> EXERCISE BRIEF
Every record below should be printed exactly as it appears.

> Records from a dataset
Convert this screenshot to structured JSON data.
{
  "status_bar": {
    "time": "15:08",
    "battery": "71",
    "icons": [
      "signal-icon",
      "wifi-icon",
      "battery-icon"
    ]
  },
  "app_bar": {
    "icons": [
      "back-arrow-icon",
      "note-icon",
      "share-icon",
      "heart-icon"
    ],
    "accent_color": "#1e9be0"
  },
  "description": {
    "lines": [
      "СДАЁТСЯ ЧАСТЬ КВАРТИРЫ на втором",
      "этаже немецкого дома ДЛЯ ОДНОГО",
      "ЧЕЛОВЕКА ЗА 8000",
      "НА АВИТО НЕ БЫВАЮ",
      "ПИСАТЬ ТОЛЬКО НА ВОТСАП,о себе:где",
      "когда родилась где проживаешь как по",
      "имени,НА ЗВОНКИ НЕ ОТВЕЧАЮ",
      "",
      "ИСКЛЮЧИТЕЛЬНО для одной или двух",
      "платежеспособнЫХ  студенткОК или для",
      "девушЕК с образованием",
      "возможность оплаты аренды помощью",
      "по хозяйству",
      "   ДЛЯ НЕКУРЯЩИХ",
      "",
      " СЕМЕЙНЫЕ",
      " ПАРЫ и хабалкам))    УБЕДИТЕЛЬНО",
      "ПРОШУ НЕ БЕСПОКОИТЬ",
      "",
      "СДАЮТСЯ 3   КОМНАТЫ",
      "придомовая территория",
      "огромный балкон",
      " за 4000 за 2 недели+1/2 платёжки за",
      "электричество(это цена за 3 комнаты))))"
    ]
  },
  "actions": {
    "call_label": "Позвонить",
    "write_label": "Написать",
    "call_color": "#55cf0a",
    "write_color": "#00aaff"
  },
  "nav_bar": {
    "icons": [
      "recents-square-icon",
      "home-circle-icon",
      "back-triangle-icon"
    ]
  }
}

> RESULT FOR THIS EXERCISE
Convert this screenshot to structured JSON data.
{
  "status_bar": {
    "time": "15:08",
    "battery": "71",
    "icons": [
      "signal-icon",
      "wifi-icon",
      "battery-icon"
    ]
  },
  "app_bar": {
    "icons": [
      "back-arrow-icon",
      "note-icon",
      "share-icon",
      "heart-icon"
    ],
    "accent_color": "#1e9be0"
  },
  "description": {
    "lines": [
      "СДАЁТСЯ ЧАСТЬ КВАРТИРЫ на втором",
      "этаже немецкого дома ДЛЯ ОДНОГО",
      "ЧЕЛОВЕКА ЗА 8000",
      "НА АВИТО НЕ БЫВАЮ",
      "ПИСАТЬ ТОЛЬКО НА ВОТСАП,о себе:где",
      "когда родилась где проживаешь как по",
      "имени,НА ЗВОНКИ НЕ ОТВЕЧАЮ",
      "",
      "ИСКЛЮЧИТЕЛЬНО для одной или двух",
      "платежеспособнЫХ  студенткОК или для",
      "девушЕК с образованием",
      "возможность оплаты аренды помощью",
      "по хозяйству",
      "   ДЛЯ НЕКУРЯЩИХ",
      "",
      " СЕМЕЙНЫЕ",
      " ПАРЫ и хабалкам))    УБЕДИТЕЛЬНО",
      "ПРОШУ НЕ БЕСПОКОИТЬ",
      "",
      "СДАЮТСЯ 3   КОМНАТЫ",
      "придомовая территория",
      "огромный балкон",
      " за 4000 за 2 недели+1/2 платёжки за",
      "электричество(это цена за 3 комнаты))))"
    ]
  },
  "actions": {
    "call_label": "Позвонить",
    "write_label": "Написать",
    "call_color": "#55cf0a",
    "write_color": "#00aaff"
  },
  "nav_bar": {
    "icons": [
      "recents-square-icon",
      "home-circle-icon",
      "back-triangle-icon"
    ]
  }
}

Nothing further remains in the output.